Dataset items =
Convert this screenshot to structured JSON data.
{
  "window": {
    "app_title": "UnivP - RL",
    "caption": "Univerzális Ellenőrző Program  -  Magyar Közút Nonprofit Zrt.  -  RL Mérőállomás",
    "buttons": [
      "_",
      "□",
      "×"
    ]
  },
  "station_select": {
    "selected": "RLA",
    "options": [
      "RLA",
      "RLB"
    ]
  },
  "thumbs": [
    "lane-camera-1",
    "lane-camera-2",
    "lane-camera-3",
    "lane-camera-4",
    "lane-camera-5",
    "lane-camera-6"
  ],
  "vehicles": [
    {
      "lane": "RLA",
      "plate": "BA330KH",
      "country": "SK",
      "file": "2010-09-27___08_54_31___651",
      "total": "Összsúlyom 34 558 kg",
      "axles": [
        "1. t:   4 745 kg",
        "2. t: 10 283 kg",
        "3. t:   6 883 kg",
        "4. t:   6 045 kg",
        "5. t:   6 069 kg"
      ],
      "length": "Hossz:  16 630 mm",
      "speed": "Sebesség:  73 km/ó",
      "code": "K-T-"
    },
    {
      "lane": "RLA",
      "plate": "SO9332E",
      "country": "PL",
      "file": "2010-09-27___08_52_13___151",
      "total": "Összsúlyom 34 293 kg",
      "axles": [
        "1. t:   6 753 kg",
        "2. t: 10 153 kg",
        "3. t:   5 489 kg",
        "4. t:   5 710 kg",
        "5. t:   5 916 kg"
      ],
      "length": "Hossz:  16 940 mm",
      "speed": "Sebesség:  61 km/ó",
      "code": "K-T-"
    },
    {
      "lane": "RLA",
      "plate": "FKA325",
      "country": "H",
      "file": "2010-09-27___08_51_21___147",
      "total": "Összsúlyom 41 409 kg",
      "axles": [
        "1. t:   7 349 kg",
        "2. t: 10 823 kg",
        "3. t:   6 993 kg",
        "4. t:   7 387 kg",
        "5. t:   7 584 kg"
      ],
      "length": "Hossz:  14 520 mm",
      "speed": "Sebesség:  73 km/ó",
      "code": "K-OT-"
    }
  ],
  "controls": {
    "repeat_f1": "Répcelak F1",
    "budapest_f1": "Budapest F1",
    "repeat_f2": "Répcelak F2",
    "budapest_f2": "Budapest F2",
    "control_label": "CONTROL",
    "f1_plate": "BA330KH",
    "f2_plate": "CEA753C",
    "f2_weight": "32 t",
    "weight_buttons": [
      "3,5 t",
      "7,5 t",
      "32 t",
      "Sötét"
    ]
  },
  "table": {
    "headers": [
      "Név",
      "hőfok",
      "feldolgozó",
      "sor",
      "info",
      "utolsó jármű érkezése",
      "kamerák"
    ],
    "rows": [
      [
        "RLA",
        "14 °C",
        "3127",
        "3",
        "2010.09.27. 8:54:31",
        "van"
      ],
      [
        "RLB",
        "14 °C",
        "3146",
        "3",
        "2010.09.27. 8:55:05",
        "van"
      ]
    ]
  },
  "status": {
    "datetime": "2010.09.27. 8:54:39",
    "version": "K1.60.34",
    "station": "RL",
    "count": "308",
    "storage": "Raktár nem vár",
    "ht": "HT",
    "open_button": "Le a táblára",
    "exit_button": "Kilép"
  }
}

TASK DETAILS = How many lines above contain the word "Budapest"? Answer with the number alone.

EXERCISE ANSWER = 2